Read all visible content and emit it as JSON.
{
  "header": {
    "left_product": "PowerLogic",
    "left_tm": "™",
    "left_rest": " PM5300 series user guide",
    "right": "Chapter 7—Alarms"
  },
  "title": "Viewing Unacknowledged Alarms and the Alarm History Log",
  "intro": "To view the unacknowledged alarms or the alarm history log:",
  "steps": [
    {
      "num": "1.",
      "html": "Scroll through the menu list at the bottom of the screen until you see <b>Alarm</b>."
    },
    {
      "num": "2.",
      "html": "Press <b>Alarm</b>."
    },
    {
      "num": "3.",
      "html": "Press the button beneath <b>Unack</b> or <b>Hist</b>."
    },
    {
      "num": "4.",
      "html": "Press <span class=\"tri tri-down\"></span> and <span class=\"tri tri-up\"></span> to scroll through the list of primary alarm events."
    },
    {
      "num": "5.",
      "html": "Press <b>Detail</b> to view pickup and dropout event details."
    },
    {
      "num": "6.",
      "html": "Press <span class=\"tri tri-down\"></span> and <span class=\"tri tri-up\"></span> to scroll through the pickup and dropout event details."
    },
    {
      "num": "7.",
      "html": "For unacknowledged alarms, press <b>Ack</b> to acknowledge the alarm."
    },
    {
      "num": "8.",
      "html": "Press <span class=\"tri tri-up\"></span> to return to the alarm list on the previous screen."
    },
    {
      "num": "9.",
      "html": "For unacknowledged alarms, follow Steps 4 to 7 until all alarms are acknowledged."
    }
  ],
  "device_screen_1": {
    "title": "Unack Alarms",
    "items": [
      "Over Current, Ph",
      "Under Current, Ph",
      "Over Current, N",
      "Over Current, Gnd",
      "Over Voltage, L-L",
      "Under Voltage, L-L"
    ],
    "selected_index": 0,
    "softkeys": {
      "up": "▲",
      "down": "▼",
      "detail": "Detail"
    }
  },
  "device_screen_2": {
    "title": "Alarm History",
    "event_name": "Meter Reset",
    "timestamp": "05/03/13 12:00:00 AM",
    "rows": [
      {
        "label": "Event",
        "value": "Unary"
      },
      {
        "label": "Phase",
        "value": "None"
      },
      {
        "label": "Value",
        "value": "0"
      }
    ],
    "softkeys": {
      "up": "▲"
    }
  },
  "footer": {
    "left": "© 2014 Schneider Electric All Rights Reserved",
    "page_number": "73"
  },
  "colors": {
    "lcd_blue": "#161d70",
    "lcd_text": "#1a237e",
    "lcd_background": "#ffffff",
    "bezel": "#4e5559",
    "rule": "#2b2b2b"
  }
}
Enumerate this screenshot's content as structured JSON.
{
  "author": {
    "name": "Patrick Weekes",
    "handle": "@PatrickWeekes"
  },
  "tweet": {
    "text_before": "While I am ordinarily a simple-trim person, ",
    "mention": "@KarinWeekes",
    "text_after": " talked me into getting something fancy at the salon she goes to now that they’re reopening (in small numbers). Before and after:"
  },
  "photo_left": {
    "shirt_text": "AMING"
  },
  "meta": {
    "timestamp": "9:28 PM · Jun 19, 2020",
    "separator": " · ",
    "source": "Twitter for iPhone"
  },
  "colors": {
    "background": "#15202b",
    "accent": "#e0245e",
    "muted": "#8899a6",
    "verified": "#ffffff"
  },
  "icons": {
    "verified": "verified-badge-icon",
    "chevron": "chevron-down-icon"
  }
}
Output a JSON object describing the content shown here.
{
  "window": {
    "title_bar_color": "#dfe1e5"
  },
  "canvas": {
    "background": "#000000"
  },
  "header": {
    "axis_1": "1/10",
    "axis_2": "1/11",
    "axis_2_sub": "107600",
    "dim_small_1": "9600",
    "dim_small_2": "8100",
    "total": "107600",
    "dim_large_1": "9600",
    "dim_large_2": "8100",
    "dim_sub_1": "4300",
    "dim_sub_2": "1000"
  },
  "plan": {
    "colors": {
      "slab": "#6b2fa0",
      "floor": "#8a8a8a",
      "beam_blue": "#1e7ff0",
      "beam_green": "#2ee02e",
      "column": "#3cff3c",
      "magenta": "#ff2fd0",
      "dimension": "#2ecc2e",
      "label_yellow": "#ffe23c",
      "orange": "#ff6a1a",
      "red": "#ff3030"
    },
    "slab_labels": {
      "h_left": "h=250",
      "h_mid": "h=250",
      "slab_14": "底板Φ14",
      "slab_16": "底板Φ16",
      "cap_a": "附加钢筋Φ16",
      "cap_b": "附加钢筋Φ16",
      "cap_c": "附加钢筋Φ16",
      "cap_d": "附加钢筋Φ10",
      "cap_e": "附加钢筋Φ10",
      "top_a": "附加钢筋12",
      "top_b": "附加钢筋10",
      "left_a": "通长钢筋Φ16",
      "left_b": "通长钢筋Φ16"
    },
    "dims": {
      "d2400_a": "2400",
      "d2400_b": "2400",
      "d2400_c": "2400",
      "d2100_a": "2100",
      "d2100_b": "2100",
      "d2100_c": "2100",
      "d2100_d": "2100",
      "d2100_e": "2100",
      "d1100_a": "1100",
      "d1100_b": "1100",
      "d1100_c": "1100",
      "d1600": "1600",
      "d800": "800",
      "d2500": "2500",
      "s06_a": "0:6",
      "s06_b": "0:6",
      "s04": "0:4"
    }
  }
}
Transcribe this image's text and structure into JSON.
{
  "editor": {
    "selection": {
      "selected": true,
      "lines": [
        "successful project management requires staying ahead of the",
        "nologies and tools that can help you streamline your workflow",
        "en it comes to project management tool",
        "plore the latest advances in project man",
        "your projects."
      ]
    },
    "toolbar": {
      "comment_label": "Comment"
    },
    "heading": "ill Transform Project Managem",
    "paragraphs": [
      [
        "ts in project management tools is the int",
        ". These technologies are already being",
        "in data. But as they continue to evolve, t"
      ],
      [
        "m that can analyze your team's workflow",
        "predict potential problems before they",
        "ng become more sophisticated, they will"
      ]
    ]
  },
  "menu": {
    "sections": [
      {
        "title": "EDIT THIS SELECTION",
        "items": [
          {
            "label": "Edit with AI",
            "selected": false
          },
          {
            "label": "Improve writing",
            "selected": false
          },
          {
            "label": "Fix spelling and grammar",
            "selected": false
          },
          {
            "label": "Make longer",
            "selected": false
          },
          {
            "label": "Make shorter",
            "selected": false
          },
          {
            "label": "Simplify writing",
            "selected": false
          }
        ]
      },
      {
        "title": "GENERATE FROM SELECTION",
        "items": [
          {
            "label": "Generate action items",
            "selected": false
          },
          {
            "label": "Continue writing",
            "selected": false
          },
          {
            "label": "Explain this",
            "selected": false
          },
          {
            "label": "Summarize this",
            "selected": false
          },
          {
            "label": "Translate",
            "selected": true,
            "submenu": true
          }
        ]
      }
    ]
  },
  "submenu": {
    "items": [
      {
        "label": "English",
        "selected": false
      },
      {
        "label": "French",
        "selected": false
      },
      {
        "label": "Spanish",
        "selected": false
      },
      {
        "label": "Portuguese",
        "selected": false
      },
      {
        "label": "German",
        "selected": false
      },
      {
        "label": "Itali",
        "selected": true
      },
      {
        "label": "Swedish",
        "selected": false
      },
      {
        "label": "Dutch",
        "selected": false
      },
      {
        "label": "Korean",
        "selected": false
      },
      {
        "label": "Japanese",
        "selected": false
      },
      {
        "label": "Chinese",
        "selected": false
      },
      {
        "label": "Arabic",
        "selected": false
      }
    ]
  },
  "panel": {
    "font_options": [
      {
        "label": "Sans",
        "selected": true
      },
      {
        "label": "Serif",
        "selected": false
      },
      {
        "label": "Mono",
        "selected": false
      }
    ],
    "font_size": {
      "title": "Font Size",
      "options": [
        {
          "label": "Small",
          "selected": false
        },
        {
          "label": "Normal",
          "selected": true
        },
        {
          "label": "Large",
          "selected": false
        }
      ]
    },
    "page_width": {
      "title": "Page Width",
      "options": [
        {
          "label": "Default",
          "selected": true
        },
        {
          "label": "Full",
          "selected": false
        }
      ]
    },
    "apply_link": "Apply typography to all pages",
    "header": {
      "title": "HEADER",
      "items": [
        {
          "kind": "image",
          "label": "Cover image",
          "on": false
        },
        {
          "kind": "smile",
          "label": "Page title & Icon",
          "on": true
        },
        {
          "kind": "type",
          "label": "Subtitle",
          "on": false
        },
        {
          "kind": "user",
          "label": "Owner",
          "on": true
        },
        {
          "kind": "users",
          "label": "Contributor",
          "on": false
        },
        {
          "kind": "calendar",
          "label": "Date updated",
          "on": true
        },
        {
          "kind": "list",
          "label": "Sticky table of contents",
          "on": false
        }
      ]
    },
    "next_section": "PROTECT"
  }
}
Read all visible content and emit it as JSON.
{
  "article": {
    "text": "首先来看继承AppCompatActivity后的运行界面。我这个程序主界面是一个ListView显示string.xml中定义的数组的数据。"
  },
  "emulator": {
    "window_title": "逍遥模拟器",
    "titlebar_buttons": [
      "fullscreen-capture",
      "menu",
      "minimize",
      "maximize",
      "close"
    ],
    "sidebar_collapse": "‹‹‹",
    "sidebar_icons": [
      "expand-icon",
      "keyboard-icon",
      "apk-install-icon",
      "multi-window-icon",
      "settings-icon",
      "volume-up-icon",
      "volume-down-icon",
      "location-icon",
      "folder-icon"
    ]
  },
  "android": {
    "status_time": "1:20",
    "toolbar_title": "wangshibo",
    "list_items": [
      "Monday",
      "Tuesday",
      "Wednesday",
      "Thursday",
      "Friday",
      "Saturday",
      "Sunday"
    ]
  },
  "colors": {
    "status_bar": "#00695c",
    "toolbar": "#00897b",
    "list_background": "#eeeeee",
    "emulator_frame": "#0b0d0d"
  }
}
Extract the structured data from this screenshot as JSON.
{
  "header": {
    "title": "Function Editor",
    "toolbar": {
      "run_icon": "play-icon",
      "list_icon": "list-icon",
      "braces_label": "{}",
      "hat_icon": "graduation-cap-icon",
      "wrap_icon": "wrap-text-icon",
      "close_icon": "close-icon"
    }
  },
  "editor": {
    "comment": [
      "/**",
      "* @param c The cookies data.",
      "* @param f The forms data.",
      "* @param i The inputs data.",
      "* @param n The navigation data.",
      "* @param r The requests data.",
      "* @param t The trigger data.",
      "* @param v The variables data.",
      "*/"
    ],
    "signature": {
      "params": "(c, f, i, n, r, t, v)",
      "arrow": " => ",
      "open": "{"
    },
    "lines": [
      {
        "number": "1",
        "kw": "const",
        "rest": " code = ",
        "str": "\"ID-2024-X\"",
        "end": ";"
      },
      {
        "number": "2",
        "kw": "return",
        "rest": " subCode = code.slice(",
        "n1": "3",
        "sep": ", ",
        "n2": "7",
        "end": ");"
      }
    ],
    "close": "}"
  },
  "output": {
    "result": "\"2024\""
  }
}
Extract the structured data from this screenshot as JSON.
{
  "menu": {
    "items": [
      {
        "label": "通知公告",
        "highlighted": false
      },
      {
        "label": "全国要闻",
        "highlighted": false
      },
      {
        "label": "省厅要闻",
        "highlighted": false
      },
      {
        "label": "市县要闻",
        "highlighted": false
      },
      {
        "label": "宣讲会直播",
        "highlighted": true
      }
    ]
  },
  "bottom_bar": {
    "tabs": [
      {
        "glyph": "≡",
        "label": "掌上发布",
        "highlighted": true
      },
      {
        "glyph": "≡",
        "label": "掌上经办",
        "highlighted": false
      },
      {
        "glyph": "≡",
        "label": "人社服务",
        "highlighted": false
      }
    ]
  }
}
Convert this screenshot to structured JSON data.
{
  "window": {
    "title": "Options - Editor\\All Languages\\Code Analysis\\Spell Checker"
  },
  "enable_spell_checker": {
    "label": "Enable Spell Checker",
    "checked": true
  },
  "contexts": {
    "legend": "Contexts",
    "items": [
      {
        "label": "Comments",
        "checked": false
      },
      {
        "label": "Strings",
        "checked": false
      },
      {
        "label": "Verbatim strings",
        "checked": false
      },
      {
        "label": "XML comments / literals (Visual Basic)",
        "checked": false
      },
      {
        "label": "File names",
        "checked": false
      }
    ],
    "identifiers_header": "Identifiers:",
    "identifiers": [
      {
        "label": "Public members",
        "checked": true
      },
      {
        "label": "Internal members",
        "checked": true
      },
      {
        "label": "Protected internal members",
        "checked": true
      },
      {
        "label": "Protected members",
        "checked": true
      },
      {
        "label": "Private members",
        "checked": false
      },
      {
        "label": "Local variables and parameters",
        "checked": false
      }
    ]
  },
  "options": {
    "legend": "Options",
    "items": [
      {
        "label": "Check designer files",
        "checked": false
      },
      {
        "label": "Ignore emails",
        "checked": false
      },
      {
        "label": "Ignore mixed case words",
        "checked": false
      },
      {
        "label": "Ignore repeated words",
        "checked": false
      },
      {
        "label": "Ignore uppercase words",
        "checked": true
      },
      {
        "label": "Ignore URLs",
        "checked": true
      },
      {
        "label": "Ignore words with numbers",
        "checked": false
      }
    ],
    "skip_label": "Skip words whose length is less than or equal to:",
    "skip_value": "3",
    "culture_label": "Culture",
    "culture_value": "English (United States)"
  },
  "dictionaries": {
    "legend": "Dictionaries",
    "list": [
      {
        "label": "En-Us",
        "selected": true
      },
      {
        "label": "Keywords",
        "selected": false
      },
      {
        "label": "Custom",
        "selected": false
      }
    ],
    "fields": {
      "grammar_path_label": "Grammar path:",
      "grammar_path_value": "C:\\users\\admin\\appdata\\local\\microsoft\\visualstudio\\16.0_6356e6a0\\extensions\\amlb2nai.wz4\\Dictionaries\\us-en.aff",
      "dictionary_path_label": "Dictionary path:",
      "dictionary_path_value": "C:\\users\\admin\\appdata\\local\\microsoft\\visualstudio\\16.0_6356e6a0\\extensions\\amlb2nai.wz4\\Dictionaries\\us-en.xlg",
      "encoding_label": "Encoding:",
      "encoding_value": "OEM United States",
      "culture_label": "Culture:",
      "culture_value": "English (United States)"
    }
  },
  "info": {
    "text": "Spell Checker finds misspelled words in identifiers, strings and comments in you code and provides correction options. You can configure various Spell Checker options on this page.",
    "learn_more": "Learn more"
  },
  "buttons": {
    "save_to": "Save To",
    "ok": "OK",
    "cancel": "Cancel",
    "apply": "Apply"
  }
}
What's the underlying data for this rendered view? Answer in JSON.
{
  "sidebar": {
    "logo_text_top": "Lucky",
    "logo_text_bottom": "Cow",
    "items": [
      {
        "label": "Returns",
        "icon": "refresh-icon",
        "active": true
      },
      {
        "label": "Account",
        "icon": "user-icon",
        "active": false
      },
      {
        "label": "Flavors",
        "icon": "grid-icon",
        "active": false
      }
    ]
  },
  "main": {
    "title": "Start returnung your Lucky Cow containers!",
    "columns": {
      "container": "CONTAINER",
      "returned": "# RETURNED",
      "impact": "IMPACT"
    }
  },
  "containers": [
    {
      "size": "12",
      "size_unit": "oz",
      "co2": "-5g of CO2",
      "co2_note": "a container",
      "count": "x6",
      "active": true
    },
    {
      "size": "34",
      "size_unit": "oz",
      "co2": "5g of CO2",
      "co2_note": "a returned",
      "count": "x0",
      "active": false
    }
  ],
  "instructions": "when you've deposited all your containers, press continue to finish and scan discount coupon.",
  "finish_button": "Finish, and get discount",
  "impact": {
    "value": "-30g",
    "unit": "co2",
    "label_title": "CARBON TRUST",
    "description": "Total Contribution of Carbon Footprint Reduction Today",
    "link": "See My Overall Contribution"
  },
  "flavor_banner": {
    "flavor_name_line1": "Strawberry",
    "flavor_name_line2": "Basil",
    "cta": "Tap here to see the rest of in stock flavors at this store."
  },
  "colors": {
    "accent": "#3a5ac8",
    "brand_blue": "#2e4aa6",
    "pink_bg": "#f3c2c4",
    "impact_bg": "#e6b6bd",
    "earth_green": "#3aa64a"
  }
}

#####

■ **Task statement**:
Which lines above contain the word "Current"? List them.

■ **Exercise solution**:
      "Over Current, Ph",
      "Under Current, Ph",
      "Over Current, N",
      "Over Current, Gnd",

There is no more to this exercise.